LEGEND: After Spontaneously Attending Marshall Track Practice, Randy Moss Won Two Conference Titles And Then "Kind Of Disappeared"

Robert Laberge. Getty Images.

[The Athletic]

"Mark Gochenour felt pretty good about himself. The top sprinter on Marshall’s men’s track and field team, Gochenour long had his eyes on the Southern Conference championship. Spring 1997 was set to be his time. The conference championship was the team’s last indoor meet.

With one week left, a football player appeared at practice.

[…] On Monday, coaches showed [Randy Moss] some drills and proper techniques for the starting blocks. Gochenour could see Moss had the explosiveness. On Wednesday, Small told Moss the bus to Johnson City, Tenn., would leave at 8 a.m. Thursday. If he didn’t show up, the bus would leave without him.

At 7:55 a.m. Thursday, Moss came around the corner. Small celebrated. Everyone in the conference knew he was coming, which brought a greater sense of anticipation and attention to the event.

'It felt like we were traveling with Michael Jordan,' Small says.

Moss showed up, lined up and did exactly what he did on the football field: He won. After qualifying in two preliminary runs, Moss won conference championships in the 55-meters at 6.32 seconds and the 200-meters at 21.15 seconds, the latter of which was just 0.02 seconds away from the conference record.

"[…] With his time, Moss qualified for the NCAA championships, but he didn’t go. He raced his race and he was done.

'We were going to bring him to Atlanta, but he kind of disappeared,' Small says."


Randy Moss was nicknamed "The Freak" for good reason. In a feature that just resurfaced from last year, about a quarter century after he arrived on Marshall's campus and shocked the world with his talents on the gridiron, a fascinating subplot to his time with the Thundering Herd emerged. I know this feature is a little dated and not sure if this is old news to some elder sports followers. If so, forgive my ignorance of obscure collegiate track and field in the late 90s. I was pretty young and only had a soft awareness of Moss' prowess as a football player.
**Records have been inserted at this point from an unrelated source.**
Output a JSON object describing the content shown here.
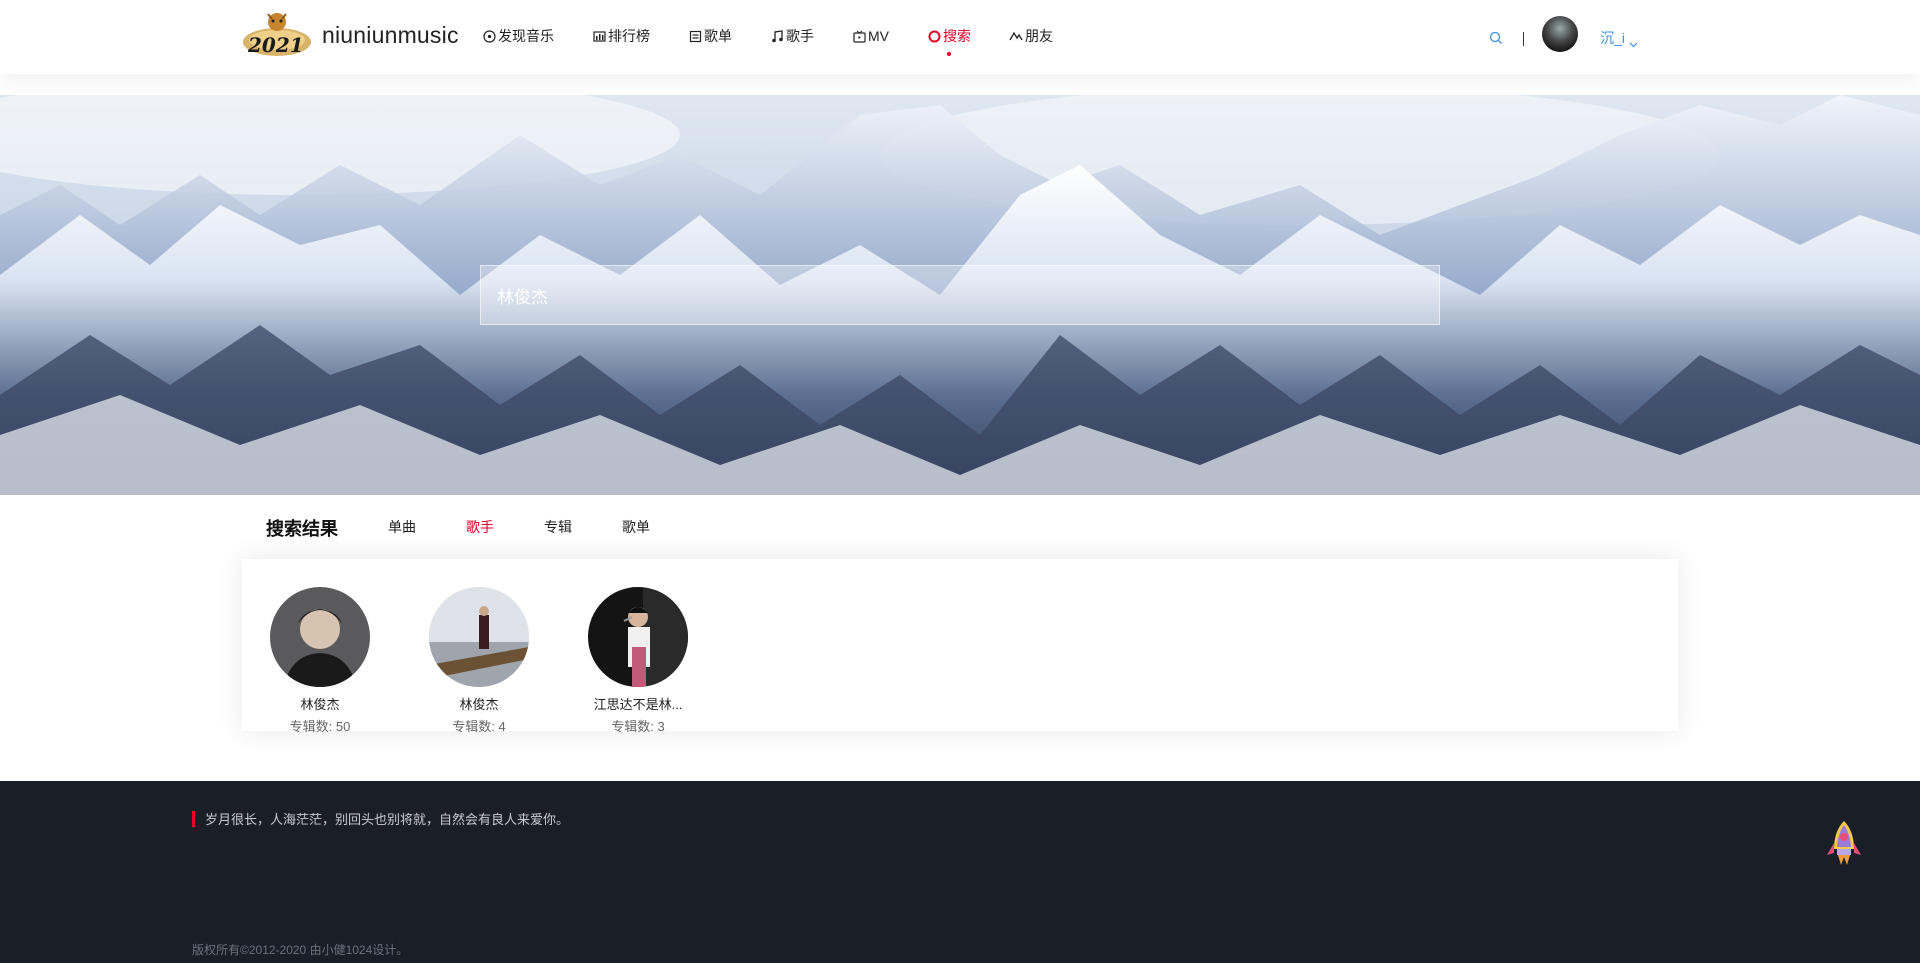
{
  "app": {
    "logo_text": "niuniunmusic"
  },
  "nav": [
    {
      "label": "发现音乐",
      "icon": "disc-icon",
      "active": false
    },
    {
      "label": "排行榜",
      "icon": "chart-icon",
      "active": false
    },
    {
      "label": "歌单",
      "icon": "playlist-icon",
      "active": false
    },
    {
      "label": "歌手",
      "icon": "music-note-icon",
      "active": false
    },
    {
      "label": "MV",
      "icon": "tv-icon",
      "active": false
    },
    {
      "label": "搜索",
      "icon": "search-circle-icon",
      "active": true
    },
    {
      "label": "朋友",
      "icon": "friends-icon",
      "active": false
    }
  ],
  "user": {
    "name": "沉_i"
  },
  "search": {
    "value": "林俊杰"
  },
  "results": {
    "title": "搜索结果",
    "tabs": [
      {
        "label": "单曲",
        "active": false
      },
      {
        "label": "歌手",
        "active": true
      },
      {
        "label": "专辑",
        "active": false
      },
      {
        "label": "歌单",
        "active": false
      }
    ],
    "artists": [
      {
        "name": "林俊杰",
        "count": "专辑数: 50"
      },
      {
        "name": "林俊杰",
        "count": "专辑数: 4"
      },
      {
        "name": "江思达不是林...",
        "count": "专辑数: 3"
      }
    ]
  },
  "footer": {
    "quote": "岁月很长，人海茫茫，别回头也别将就，自然会有良人来爱你。",
    "copyright": "版权所有©2012-2020 由小健1024设计。"
  },
  "colors": {
    "accent": "#e60026",
    "link": "#3b8fe0",
    "footer_bg": "#1a1e27"
  }
}
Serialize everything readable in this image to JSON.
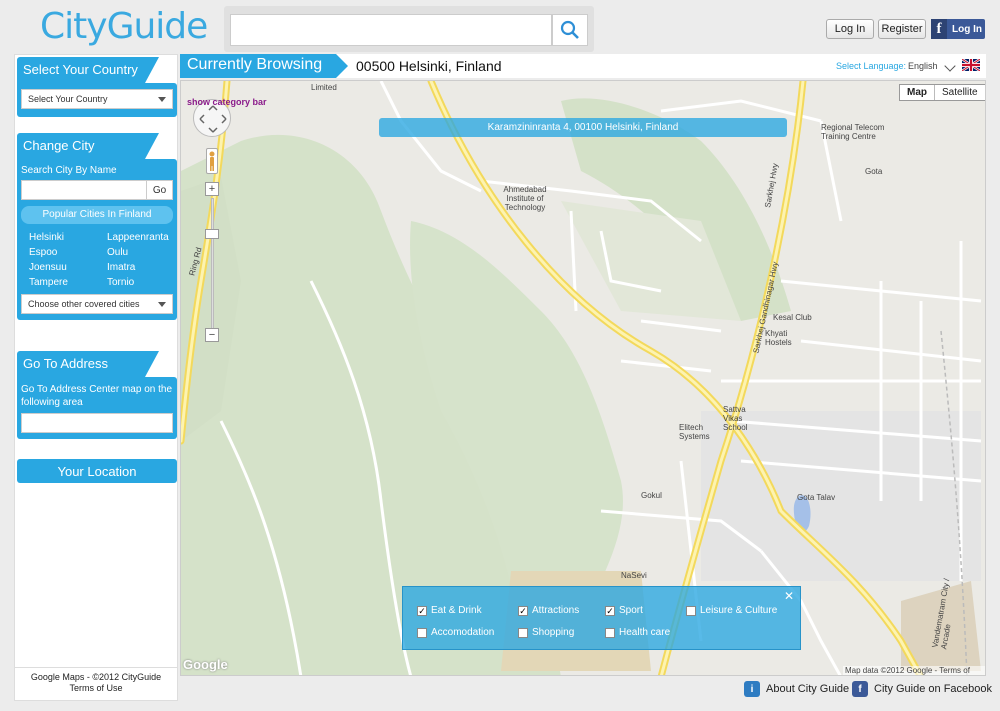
{
  "header": {
    "logo_part1": "City",
    "logo_part2": "Guide",
    "search_placeholder": "",
    "login_label": "Log In",
    "register_label": "Register",
    "fb_login_label": "Log In"
  },
  "sidebar": {
    "country_title": "Select Your Country",
    "country_select": "Select Your Country",
    "city_title": "Change City",
    "search_city_label": "Search City By Name",
    "go_label": "Go",
    "popular_title": "Popular Cities In Finland",
    "cities": [
      "Helsinki",
      "Lappeenranta",
      "Espoo",
      "Oulu",
      "Joensuu",
      "Imatra",
      "Tampere",
      "Tornio"
    ],
    "other_cities_select": "Choose other covered cities",
    "address_title": "Go To Address",
    "address_desc": "Go To Address Center map on the following area",
    "your_location": "Your Location",
    "footer_line1": "Google Maps - ©2012 CityGuide",
    "footer_line2": "Terms of Use"
  },
  "browse": {
    "tab_label": "Currently Browsing",
    "location": "00500 Helsinki, Finland",
    "language_label": "Select Language:",
    "language_value": "English"
  },
  "map": {
    "address_banner": "Karamzininranta 4, 00100 Helsinki, Finland",
    "type_map": "Map",
    "type_satellite": "Satellite",
    "show_category": "show category bar",
    "google_logo": "Google",
    "credit": "Map data ©2012 Google - Terms of Use",
    "labels": {
      "limited": "Limited",
      "regional_telecom": "Regional Telecom Training Centre",
      "gota": "Gota",
      "ahmedabad": "Ahmedabad Institute of Technology",
      "kesal_club": "Kesal Club",
      "khyati": "Khyati Hostels",
      "sattva": "Sattva Vikas School",
      "elitech": "Elitech Systems",
      "gokul": "Gokul",
      "gota_talav": "Gota Talav",
      "ring_rd": "Ring Rd",
      "sarkhej_gandhinagar": "Sarkhej Gandhinagar Hwy",
      "sarkhej": "Sarkhej Hwy",
      "vandematram": "Vandematram City / Arcade",
      "navsrushti": "NaSevi",
      "road_8c": "8C"
    }
  },
  "categories": {
    "items": [
      {
        "label": "Eat & Drink",
        "checked": true
      },
      {
        "label": "Attractions",
        "checked": true
      },
      {
        "label": "Sport",
        "checked": true
      },
      {
        "label": "Leisure & Culture",
        "checked": false
      },
      {
        "label": "Accomodation",
        "checked": false
      },
      {
        "label": "Shopping",
        "checked": false
      },
      {
        "label": "Health care",
        "checked": false
      }
    ],
    "check_mark": "✓"
  },
  "footer": {
    "about_label": "About City Guide",
    "facebook_label": "City Guide on Facebook"
  },
  "colors": {
    "accent": "#29a7e1",
    "road_major": "#f7e26b",
    "park": "#d5e2c9"
  }
}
I think many of us who follow the NFL have become familiar with Moss' story over the years. An altercation prior to attending college saw him lose out on the chance to play at Notre Dame. Then, more off-field issues caused him to transfer from Florida State to Marshall, where he had one more opportunity to (pun intended here) get on track. Let's just say he took full advantage. Moss had 174 receptions, 3,529 yards and 54 TDs in his two seasons with the Thundering Herd before making the leap to the NFL, where he proceeded to become one of the best wide receivers ever. He ranks fourth all-time in receiving yards and second in TD grabs behind only Jerry Rice. Not bad company to keep. 

I highly recommend reading the rest of this Athletic feature for some of Moss' football stories from his college teammates, like when he hurdled a 5-foot-11 DB in practice who was standing "completely straight up." Also watch these highlights:

This story about Marshall track, though, is such a classic Randy Moss thing to do. Mark Gochenour. Poor guy. Worked his ass off, was a damn fine athlete in his own right and believed it was finally his time for glory. The Freak shows up for one damn practice to learn the very basics of how to get out of the starting blocks (maybe he had a couple practices thereafter, it's unclear). Hilariously, Moss doesn't even start off well in any of the races he runs, and still manages to dominate the competition. Moss was the epitome of being "built different" even when he was in the NFL, so I can only imagine what he must've looked like to college track and field folks who weren't even competing at the highest NCAA level.


I have no doubt that if Moss hadn't snubbed the NCAA championships and worked for even a week or two on the finer details of sprinting, he'd have won any event he competed in with ease. Oh well. Having to settle for two conference championships in track and a national title in I-AA football was a decent legacy to leave behind at Marshall I suppose.

Gochenour's point about Moss having the potential to be an Olympian is another component of this that's fun to unpack. I tend to wonder how certain athletes would translate to other sports if they weren't so committed to their chosen professional one. You rarely get a crossover athlete like Deion Sanders. Moss could've played damn near anything and succeeded…and in case you weren't aware, before Moss focused on football, he was on a hell of a trajectory as a basketball player. Moss teamed up with future NBA star Jason Williams to dominate in high school. If you're to believe Wikipedia and a now-dead USA TODAY link, Moss' per-game averages were as follows: 30.2 points, 13.7 boards, 3.1 assists, 5.1 steals and 3.8 blocks. DON'T HURT 'EM, RANDY!! 

Twitter @MattFitz_gerald